A Low-Risk Way to Try Cloth Diapers Before Committing

All right, so this is for all you cloth diaper skeptics out there. I’m feeling ya, I promise. I was a skeptic for 4 months. I thought cloth diapering was so disgusting I wouldn’t get near it with a ten foot pole. I finally got to the point where I realized that dealing with poop is inevitable, as my disposable diapers led to some pretty gnarly up the back poop explosions. Lovely.

But I got really sick of seeing at least $20/week get thrown away, so cloth kind of peaked my interest. At that time, I had NO IDEA that there was a way to try cloth diapers, risk free, and spending just about as much as I would on disposables.

The secret? Try Before You Buy

Cloth Diaper Trial Programs

Trial Programs

One thing you can do to try cloth diapers at little extra cost is to do a cloth diaper trial program. Basically you can try the diapers out for 1-2 months (depending on the store’s policy) and you return them if they don’t work.  Generally you end up just having to pay shipping back to the company, or some companies have you pay a small percentage (but there are some, like Diaper Junction (affiliate), that give you a full refund with their trial program).
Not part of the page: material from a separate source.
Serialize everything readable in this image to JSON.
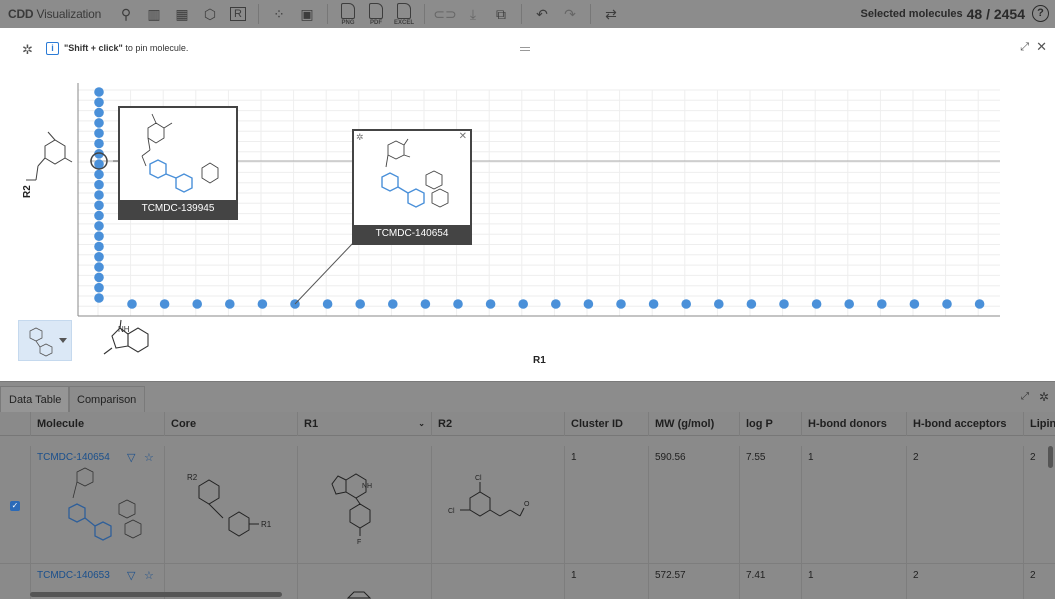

So given that disposables cost roughly $20/week (basing that on how much it had cost me), then for the cost of 30 days of disposables, you can be trying out a few cloth diapers (there are even 2 month programs out there, so you would get really close to breaking even). Brands that I recommend include: Softbums, Flip Diapers, Best Bottom Diapers, bumGenius, and Kawaii (Kawaii diapers are REALLY inexpensive – $8/each). These all have done very well statistically (go here to compare diaper statistics). You can also see products that Carolyn and I pick as our favorites by going HERE.
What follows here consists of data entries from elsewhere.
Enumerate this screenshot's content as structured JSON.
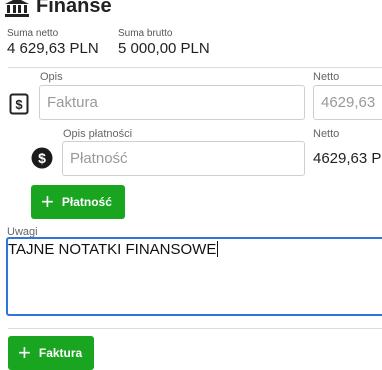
{
  "header": {
    "title": "Finanse",
    "icon": "bank-icon"
  },
  "totals": {
    "netto_label": "Suma netto",
    "netto_value": "4 629,63 PLN",
    "brutto_label": "Suma brutto",
    "brutto_value": "5 000,00 PLN"
  },
  "invoice": {
    "desc_label": "Opis",
    "desc_placeholder": "Faktura",
    "netto_label": "Netto",
    "netto_value": "4629,63",
    "icon": "document-dollar-icon"
  },
  "payment": {
    "desc_label": "Opis płatności",
    "desc_placeholder": "Płatność",
    "netto_label": "Netto",
    "netto_value": "4629,63 P",
    "icon": "dollar-circle-icon",
    "add_label": "Płatność"
  },
  "notes": {
    "label": "Uwagi",
    "value": "TAJNE NOTATKI FINANSOWE"
  },
  "footer": {
    "add_invoice_label": "Faktura"
  },
  "colors": {
    "accent_green": "#1aa521",
    "focus_blue": "#2f76d6"
  }
}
You can see who has trial programs by going to the Cloth Diaper Retailer Database and typing in “Trial” in the search bar above the table.
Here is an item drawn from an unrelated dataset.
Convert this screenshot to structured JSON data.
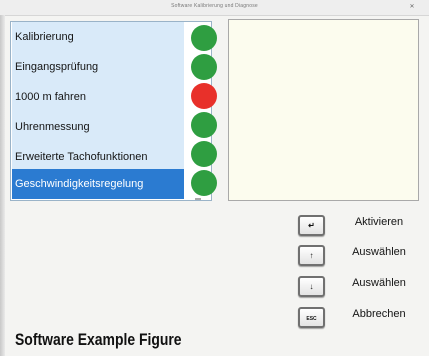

NOTE: If you purchase from a retailer with a *** next to it, then a small percentage supports this website, so thanks in advance.

I highly recommend giving it a try. If you don’t want to do a trial program, but want to buy a few to try out, you could do the Kawaii diapers, which are roughly $8 each, or you could get a Best Bottom Shell and 3 inserts for around $29, that’s just a little over the cost of ONE BOX of diapers. And, if you like it, you can buy a few more. I also use Swagbucks to get diapers for free on Amazon. I get about $20/month, which covers the cost of at least one diaper.

Given that it will save you roughly over $1,000, it’s probably something worth trying out. You can use my calculator here to see the savings.

But what do you do with the poop?

Let me give you the short answer that calmed me down a bit:

* You can do two things to make it less gross: (1) liners and (2) a diaper sprayer. The liner looks like a dryer sheet and lays into a diaper and collects the poop and you just flush it. The diaper sprayer attaches to the toilet and you spray out poop.

* The best way to store the diapers is in what is called a wet bag, which is a bag that zippers shut (to trap in stink) and is lined with waterproof fabric inside. You just unzip it and empty it into your machine and wash.

* Everything gets lots of rinses so no worries about stuff lingering in your machine.

* No, the cost of washing does not make the cost of disposable diapering versus cloth diapering comparable.

* Cloth diapers don’t have the pins and all that stuff from the old days (although you CAN use those). They look pretty modern. Here is one:

And here is the inside of one:

I am pretty much a diva when it comes to things that are remotely poop-related (GROSS), so if I don’t find it that gross (or at least not any more gross than disposable diapering), chances are you won’t either. I firmly believe that far more people would be cloth diapering if they tried it.

Here are some of our other Introduction to Cloth Diapering Articles:

Basic info on cloth diapering  intro to cloth  Cloth Diaper Illustrated Dictionary

Overview of Cloth Diaper TypesIck Eek and Eew of cloth diapering

I hope this helps ease any concerns you have, but you can feel free to ask Carolyn or I any other questions. You can comment here or ask on our Facebook page. The nice thing about using my Facebook page is generally others chime in too.

Tara Porter

Tara Porter began using cloth diapers in 2011 when she felt that using disposable diapers was costing too much money. The problem was, a lot of the highly recommended diapers weren’t working for her baby. What she finally discovered was that her baby was skinny and a heavy wetter, and that diapers worked differently for those baby types. Because of her professional work with survey design and statistics, she designed Padded Tush Stats as a way to determine how different cloth diapers worked on different babies.

Tara moved on to other career endeavors in 2014 but can still be found online blogging about health and fitness at Fit Baby Steps.